Work order >>
Which lines of the data include the string "devcontainer"? List them all.

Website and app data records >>
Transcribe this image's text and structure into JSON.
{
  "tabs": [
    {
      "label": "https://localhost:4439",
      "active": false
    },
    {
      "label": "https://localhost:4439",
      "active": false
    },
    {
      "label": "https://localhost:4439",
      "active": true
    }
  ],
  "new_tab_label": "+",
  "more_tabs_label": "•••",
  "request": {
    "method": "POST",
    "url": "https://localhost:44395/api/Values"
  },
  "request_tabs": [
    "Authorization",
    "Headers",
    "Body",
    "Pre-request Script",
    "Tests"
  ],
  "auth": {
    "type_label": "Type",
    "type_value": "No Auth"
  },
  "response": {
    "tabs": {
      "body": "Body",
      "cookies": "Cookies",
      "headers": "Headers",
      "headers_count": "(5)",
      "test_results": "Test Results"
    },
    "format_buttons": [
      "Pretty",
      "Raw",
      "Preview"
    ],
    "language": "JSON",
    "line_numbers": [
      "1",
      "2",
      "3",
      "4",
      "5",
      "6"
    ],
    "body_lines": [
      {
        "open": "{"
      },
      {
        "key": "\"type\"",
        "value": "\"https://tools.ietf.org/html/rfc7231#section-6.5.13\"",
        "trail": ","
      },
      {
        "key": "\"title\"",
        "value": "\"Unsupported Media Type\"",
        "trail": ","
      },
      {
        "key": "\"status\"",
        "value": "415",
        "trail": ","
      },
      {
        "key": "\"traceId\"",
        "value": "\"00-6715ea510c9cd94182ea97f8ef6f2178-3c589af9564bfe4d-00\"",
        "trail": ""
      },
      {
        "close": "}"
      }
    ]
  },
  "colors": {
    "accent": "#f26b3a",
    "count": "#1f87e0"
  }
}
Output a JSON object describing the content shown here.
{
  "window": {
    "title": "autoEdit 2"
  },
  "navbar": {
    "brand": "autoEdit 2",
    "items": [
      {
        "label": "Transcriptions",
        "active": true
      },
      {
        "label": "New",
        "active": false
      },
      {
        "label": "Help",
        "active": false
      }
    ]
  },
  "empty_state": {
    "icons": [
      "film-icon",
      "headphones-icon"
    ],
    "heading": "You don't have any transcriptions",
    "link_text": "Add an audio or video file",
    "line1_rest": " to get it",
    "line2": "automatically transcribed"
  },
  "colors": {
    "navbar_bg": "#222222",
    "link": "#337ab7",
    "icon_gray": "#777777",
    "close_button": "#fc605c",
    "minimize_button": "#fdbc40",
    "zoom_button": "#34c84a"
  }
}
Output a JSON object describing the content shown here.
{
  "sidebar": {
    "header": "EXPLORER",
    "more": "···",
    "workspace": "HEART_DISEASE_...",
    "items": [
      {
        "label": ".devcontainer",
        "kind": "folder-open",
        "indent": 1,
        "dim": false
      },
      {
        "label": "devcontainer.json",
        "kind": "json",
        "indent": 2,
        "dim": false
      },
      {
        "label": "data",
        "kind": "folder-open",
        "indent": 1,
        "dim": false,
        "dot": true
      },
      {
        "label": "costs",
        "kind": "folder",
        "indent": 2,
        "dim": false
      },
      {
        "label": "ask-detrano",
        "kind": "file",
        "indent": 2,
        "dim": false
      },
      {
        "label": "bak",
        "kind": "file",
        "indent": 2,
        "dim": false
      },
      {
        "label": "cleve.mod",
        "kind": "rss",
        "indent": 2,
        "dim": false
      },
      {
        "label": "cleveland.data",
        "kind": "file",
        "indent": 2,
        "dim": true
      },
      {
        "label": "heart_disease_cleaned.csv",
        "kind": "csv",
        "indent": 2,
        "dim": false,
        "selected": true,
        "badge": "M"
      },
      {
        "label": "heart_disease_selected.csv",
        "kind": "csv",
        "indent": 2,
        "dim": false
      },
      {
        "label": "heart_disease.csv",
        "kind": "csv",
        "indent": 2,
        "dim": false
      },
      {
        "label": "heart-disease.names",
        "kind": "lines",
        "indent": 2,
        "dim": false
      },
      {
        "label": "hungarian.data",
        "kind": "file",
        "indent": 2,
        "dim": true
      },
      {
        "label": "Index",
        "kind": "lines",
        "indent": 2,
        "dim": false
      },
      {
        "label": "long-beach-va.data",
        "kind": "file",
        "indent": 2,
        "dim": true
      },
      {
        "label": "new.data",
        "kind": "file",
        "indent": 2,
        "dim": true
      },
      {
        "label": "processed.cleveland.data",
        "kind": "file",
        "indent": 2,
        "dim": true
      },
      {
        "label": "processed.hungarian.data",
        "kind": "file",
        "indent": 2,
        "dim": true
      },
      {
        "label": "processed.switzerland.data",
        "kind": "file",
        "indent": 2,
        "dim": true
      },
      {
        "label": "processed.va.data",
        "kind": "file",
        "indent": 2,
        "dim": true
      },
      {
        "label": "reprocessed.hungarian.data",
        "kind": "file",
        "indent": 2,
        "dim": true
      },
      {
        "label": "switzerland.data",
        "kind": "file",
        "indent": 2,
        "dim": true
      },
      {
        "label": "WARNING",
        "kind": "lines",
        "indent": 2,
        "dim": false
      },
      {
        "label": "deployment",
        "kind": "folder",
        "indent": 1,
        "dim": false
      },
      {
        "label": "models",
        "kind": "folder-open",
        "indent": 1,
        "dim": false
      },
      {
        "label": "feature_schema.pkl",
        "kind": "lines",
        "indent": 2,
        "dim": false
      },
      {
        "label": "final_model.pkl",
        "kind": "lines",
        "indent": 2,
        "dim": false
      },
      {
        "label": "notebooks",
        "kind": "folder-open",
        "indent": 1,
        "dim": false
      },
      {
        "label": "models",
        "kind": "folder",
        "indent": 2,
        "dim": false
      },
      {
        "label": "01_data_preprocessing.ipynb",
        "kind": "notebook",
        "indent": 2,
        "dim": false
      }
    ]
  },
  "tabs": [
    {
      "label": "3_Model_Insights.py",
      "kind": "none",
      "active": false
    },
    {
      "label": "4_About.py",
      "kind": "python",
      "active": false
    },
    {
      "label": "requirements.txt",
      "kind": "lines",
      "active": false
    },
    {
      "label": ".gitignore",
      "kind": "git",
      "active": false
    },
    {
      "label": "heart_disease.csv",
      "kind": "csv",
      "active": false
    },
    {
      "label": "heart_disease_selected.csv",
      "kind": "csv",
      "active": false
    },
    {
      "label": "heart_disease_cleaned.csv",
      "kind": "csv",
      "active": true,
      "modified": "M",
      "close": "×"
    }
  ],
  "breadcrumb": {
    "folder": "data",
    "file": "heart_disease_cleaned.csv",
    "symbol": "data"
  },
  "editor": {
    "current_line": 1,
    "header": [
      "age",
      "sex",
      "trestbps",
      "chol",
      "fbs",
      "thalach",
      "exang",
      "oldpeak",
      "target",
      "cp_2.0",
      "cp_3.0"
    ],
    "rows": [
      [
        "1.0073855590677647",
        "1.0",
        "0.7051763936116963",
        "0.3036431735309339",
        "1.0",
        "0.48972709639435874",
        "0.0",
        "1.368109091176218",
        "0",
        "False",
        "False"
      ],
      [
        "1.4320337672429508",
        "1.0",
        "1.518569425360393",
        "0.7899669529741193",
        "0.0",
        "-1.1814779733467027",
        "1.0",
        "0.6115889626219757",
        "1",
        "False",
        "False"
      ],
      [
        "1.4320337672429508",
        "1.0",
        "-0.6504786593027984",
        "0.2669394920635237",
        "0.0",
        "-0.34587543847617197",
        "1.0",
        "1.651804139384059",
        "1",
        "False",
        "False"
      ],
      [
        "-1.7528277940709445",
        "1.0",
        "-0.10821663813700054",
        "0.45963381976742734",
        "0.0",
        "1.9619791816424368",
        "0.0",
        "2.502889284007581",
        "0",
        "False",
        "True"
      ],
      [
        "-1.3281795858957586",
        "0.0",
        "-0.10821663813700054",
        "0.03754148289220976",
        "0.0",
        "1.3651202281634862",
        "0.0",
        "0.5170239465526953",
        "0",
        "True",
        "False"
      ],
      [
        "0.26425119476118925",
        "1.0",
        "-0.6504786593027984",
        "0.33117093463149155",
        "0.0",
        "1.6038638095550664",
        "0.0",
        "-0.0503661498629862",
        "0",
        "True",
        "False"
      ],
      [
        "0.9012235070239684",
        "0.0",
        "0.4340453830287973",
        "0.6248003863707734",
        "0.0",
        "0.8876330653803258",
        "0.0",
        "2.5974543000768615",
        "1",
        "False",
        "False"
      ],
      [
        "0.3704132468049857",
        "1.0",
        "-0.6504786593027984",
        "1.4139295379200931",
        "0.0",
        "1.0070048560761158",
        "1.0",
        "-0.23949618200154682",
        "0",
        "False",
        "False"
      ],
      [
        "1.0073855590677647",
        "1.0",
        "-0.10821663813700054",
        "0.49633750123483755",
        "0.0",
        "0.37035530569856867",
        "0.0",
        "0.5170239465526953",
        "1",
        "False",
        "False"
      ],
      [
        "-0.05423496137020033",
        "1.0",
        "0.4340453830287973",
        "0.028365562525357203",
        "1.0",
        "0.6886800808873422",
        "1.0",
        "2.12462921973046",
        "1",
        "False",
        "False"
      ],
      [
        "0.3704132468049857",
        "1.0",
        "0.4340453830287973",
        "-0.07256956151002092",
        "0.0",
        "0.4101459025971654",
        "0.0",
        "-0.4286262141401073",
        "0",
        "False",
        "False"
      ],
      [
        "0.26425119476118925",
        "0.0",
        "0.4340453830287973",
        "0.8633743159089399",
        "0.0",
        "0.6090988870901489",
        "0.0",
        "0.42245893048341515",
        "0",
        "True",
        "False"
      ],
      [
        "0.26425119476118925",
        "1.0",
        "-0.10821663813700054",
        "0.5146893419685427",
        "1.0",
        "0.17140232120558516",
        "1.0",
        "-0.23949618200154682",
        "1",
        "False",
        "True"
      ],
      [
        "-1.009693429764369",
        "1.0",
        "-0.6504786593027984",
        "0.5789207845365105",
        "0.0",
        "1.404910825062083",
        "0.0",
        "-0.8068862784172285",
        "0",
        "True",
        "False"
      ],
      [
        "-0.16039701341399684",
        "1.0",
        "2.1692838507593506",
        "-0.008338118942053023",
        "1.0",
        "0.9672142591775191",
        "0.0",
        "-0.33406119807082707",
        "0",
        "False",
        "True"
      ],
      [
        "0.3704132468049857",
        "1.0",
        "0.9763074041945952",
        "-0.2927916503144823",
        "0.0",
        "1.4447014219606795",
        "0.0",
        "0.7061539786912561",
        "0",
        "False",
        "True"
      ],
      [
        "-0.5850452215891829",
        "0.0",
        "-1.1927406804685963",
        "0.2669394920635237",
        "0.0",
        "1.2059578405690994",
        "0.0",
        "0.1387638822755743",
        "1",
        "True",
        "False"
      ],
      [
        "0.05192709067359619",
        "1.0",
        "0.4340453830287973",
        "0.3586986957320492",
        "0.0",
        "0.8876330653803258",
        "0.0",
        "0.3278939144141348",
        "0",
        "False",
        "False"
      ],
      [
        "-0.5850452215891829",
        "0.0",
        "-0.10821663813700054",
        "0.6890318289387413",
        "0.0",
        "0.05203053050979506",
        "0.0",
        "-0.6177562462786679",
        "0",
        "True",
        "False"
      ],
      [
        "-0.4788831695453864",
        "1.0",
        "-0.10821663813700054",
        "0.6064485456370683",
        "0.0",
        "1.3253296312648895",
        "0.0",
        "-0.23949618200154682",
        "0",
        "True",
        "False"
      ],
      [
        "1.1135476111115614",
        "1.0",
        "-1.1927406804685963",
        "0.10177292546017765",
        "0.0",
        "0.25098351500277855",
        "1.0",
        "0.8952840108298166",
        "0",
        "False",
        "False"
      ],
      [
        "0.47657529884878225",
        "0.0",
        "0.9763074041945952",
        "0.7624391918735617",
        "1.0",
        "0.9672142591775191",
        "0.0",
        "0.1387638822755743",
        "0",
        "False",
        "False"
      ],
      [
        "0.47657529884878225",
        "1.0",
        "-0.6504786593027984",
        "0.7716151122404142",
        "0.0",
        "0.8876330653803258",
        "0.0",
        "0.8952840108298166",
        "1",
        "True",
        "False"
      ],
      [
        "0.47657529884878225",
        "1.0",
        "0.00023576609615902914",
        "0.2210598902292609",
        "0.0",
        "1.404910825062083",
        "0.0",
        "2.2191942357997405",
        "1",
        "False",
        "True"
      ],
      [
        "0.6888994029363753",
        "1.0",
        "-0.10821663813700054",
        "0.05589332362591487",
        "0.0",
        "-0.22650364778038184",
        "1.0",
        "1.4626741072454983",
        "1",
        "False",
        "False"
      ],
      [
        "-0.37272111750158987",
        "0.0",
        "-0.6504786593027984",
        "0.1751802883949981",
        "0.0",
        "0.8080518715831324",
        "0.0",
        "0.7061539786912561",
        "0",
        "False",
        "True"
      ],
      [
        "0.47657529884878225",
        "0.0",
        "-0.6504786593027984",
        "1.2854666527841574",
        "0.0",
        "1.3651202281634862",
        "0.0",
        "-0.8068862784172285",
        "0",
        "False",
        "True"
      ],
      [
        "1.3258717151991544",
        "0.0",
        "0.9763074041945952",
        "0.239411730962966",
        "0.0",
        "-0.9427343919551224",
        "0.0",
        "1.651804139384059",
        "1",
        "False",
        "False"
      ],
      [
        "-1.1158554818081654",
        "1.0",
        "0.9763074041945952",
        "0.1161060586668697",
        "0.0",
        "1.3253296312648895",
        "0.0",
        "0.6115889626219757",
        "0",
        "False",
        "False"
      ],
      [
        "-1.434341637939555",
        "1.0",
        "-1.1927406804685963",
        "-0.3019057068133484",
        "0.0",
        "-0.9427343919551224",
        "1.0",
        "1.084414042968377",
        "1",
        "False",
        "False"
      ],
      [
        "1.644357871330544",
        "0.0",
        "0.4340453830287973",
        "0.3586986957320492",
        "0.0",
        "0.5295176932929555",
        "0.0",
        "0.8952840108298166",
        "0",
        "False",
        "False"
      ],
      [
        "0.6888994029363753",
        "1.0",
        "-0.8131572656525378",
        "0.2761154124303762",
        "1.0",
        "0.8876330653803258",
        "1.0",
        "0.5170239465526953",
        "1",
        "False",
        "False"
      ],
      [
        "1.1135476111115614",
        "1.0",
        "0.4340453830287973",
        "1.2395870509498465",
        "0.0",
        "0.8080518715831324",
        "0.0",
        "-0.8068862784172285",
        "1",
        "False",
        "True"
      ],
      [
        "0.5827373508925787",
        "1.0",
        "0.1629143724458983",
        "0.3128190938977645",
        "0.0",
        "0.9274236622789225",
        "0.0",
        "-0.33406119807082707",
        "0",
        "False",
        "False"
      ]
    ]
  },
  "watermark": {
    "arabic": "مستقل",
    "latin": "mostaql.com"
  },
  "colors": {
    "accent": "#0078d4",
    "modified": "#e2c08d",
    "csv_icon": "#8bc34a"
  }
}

Answer to this exercise >>
        "label": ".devcontainer",
        "label": "devcontainer.json",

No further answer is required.